Liz Dean

Liz Dean is an experienced BACP Registered person-centred counsellor and psychotherapist who works with both young people and adults. She qualified 18 years ago and currently runs the highly respected Carlton le Willows Academy counselling service which she set up 10 years ago. Over that time, she has worked with a diverse range of client issues and supported many young people through their teenage years and their transition to adulthood. Liz also works with school staff and teachers offering professional supervision, mentoring and listening skills training in addition to offering counselling for adults in her private practice.

As a person-centred counsellor, Liz focusses on being ‘alongside’ her clients whilst they reflect upon and explore the issues that they choose to bring to the counselling space. She offers a trusting, non-judgmental relationship in which her clients can feel safe enough to explore their difficult feelings and vulnerable selves at their own pace. Liz’s approach values the unique and subjective experience of her clients as the focus of the work and by exploring this in depth, enables the client to develop a greater understanding and acceptance of themselves both emotionally and intellectually so that they might feel more secure and self-aware, better able and empowered to make choices and ultimately feel more in control of their lives.

Liz is committed to her own personal and professional development and has attended many courses on aspects of adolescent development and working therapeutically with young people. She is also a qualified and experienced supervisor.

What does a person-centred counselling session look like?

The person-centred approach is founded on the belief that the individual is the best expert on themselves and, given the right conditions, has the innate capacity to grow and flourish. The person-centred counsellor will not advise, lead or direct the client, but instead create the right therapeutic conditions to facilitate the client’s own process towards personal growth.

The counsellor will focus on listening deeply and ‘attuning’ to the client in order to understand their unique experience, to see and feel the world through their client’s eyes. This understanding then enables the counsellor to ‘reflect’ their client back to themselves as a way of furthering the client’s self-insight.

For young people, working with a person-centred counsellor can help them to understand and make sense of their complex emotional selves and to see their angry, withdrawn or anxious behaviour simply as an expression of deeper more vulnerable emotions which may be difficult to voice. Developing their emotional literacy, seeing new perspectives, and learning a different, more emotionally sophisticated, way of relating to the world can give them a stronger, more secure sense of self and control over their lives.

Working with a person-centred counsellor can be a unique experience and can feel strange or uncomfortable at first. It is a talking approach but is a very different kind of conversation which can include the client’s experience of the counselling, what is happening ‘in the moment’ and how client and counsellor are working together.

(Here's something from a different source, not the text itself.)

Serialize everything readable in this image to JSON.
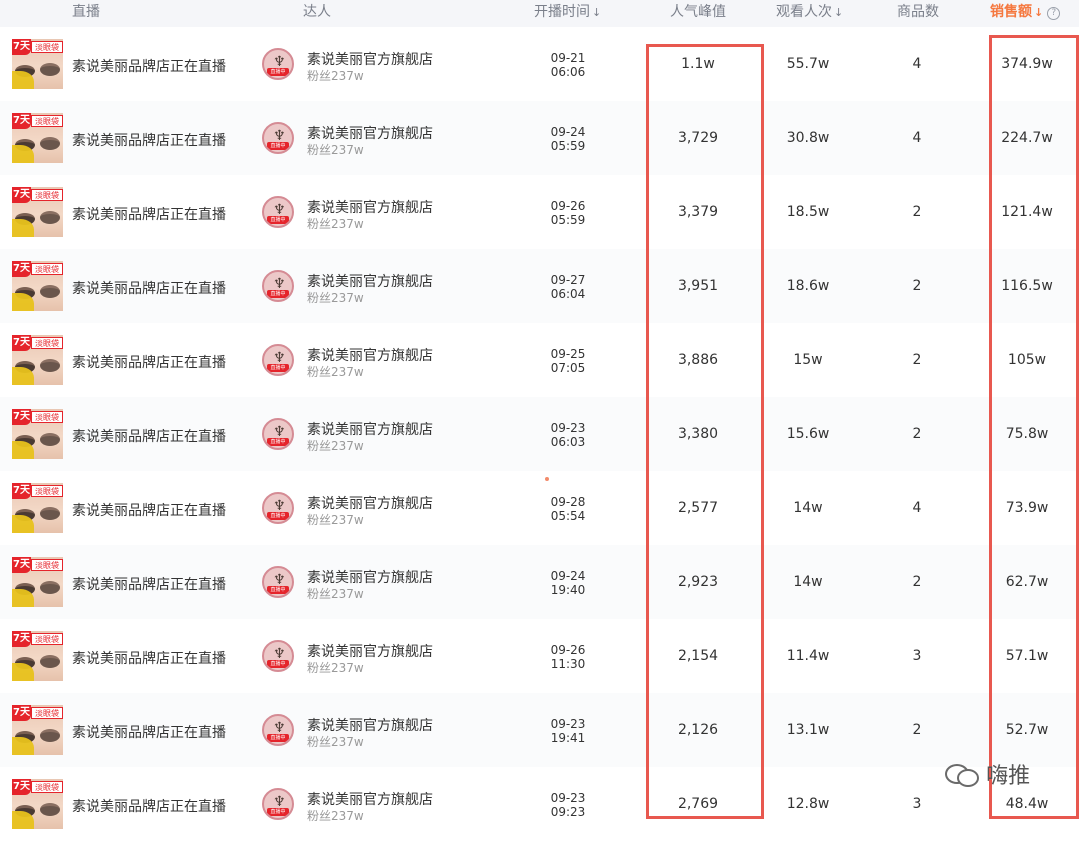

The person-centred approach works well for clients who are keen to talk, have a strong urge to explore themselves and their feelings and who feel ready and willing to engage in this particular kind of therapeutic relationship.